Europe and exclusion

Article published on April 25, 2005
community published
Article published on April 25, 2005

This article has not been vetted by an editor at Paris HQ

Through the debate on identity and the questions of expansion and immigration, Europe is trying to establish its boundaries. Borders give a sense of safety and security, but can also be a source of repression for those on either side of them

Today’s Europe has come to be a collective system of states dissected by borders. The European invention of territorial states with defined borders has, along with capitalism, come to represent the standard model of political organisation. To define political identity as belonging to a particular people or a nation state has become such an accepted norm to us that the existence of geo-political borders and identity derived from national citizenship seem perfectly natural.

The rigidity of borders surrounding nation states has been notably decreased through the transnational flow of people, information, goods and capital. But running counter to this trend has been Europe’s creating and strengthening of borders. Thus, whilst the internal borders of the EU have decreased in importance, its external borders are being consolidated, step by step.

An integral part of this process is the debate being held by the ruling elite about European identity. The construct of identity goes hand in hand with the construct which arises from the debate on identity, the construct of “other”. In other words, of a non-European identity. This is not only the antithesis of the European identity but also that which European identity must protect itself from. “Other” can be defined as a variety of things: the threatening Muslim identity (Turkey, terrorists); the threateningly chaotic (the Balkans, Russia); the threateningly unilateral (the USA or President George Bush); the threateningly foreign and unfamiliar (alternative ways of life penetrating to the core of Europe’s). Each of these different identities must either be assimilated and integrated, or kept out altogether. The borders of Europe which have arisen from the debate are the justification for the very real creation of a “Fortress Europe” which will ensure that through its external borders, Europe and its fragile identity can be protected

Exclusion and adjustment

Borders serve the purpose of protecting what lies inside. They are, however, predominantly repressive. Borders serve to legitimate and secure privileges: in their apparently self-understood nature, borders persuade citizens of the Union that they have a legitimate right to the Union’s territory and the values it holds. That “others” should have the same right as “we Europeans” to move freely on European territory or settle there, that “others” should be granted the same democratic rights of co-decision as “we Europeans” are considerations which get lost in a reality in which borders are considered quasi-natural norms.

So that the homogenous identity which has been constructed for those within the borders can be kept “pure”, differences must be negated. The non-European within Europe must be assimilated, Europeanised and normalised. The only acceptable “strangers” amongst us are those that fit into the dominant European culture. Borders can only maintain their function if the fiction that they cleanly separate the homogenous internal identity from the “other” external identity is maintained.

Post-modern Europe

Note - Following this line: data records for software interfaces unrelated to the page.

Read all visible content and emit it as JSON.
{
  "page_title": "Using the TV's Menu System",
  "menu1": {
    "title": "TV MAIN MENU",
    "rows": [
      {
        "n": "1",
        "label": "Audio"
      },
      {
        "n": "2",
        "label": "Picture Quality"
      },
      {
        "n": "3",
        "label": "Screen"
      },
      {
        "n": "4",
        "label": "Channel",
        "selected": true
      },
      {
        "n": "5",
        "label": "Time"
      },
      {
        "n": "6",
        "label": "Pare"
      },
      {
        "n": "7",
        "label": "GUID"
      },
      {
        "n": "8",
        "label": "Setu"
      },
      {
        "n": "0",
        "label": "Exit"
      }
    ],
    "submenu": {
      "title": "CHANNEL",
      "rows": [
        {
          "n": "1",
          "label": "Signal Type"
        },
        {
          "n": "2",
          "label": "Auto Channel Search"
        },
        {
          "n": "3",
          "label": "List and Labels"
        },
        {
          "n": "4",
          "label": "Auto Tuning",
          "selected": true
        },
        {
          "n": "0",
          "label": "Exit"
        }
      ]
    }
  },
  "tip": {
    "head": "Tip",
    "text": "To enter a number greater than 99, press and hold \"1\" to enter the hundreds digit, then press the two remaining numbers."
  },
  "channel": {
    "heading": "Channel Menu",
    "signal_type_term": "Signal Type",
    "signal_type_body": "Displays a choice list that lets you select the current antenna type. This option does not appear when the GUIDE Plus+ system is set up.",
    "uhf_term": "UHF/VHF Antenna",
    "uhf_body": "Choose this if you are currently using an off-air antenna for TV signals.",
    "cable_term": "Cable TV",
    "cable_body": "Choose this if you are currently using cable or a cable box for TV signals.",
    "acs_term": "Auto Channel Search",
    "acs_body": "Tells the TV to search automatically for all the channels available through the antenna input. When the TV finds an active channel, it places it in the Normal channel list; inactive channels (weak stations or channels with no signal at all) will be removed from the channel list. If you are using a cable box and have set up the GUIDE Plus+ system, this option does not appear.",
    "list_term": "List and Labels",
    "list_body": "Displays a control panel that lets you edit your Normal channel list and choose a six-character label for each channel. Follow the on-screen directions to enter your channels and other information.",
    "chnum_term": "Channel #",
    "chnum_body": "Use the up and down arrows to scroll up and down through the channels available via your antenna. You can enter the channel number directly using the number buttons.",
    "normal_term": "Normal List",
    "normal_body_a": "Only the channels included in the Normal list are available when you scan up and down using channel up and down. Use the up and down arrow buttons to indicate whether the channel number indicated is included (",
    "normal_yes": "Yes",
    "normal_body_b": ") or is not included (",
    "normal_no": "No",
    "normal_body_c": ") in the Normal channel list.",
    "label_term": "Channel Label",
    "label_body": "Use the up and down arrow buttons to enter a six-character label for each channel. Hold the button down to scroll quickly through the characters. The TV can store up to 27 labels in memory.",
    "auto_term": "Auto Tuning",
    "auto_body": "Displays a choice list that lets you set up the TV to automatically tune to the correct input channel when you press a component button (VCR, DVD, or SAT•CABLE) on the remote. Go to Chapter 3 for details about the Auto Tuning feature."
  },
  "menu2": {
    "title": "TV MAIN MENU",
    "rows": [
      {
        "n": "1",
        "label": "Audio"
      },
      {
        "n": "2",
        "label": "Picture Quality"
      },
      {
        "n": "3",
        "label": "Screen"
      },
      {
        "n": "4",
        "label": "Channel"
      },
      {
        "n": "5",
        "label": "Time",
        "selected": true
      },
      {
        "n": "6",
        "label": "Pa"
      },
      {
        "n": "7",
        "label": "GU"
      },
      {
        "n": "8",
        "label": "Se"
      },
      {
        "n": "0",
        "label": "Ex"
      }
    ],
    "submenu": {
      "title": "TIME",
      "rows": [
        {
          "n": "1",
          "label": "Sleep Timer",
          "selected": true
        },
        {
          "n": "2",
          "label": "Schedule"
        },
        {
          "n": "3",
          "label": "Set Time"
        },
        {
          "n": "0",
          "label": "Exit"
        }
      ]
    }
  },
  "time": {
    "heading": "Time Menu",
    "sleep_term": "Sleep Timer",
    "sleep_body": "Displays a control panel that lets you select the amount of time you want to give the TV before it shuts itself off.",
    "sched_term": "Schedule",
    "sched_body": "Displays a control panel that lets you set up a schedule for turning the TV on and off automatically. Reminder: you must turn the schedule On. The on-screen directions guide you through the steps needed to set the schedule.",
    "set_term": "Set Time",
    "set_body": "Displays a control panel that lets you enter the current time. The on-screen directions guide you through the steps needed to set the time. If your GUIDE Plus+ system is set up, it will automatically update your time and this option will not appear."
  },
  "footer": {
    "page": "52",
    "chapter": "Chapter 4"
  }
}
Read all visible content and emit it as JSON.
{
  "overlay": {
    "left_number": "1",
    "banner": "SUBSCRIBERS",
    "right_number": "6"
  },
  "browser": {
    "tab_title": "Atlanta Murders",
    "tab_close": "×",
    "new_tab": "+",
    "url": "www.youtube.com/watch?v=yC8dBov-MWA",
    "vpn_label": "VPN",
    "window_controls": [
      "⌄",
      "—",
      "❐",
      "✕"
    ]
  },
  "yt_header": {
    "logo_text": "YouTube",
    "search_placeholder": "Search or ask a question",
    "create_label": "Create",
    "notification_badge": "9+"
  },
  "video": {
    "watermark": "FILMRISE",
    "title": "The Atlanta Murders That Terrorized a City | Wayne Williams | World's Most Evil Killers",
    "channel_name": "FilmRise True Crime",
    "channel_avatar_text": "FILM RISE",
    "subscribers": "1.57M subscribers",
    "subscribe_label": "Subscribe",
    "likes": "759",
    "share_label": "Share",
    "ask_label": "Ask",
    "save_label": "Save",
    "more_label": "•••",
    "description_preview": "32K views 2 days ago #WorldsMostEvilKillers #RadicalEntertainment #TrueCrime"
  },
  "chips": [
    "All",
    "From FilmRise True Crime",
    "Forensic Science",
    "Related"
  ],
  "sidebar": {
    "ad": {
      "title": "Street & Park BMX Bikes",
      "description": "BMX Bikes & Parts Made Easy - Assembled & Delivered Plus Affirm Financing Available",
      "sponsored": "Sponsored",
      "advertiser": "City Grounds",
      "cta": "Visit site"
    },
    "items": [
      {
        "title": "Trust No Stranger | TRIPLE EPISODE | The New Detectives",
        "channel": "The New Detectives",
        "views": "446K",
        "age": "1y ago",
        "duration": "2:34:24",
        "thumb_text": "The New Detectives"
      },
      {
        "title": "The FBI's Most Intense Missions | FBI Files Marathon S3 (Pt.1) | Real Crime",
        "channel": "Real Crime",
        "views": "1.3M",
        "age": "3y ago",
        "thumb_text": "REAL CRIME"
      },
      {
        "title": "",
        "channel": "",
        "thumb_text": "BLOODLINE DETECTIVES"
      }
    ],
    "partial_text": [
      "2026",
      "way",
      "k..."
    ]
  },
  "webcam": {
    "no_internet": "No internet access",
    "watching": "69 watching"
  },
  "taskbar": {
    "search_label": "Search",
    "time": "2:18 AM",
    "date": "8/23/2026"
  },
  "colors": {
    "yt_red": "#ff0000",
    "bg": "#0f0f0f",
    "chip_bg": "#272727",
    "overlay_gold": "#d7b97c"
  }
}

European integration offers the perfect opportunity to overcome the modernistic, territorial-focused perception which now dominates and is strongly characterised by its blinkered thinking. European politics is a heady mixture of differing and overlapping loyalties, all at different levels. Europe’s borders remain preliminary, movable markings, especially with the continued existence of the movement advocating further enlargement of the EU. And European identity finds itself in a similar state of flux as its borders. Modernistic thinking is pushing for a decision on the matter: “Where are Europe’s borders? What constitutes the European identity? Who is a part of it and who is not?” The temptation to answer these questions once and for all, so as to finally provide clarity and order, must be resisted. It is the openness, the indecision and changeability, the overlapping, the multiple, the nebulous, the fluid, which make Europe an exciting post-modern project. There is significant potential in a post-modern Europe to grasp new ways of thinking and living and to develop democratic forms which could help avoid the totalitarian and repressive aspects prevalent in the modern system of the nation state.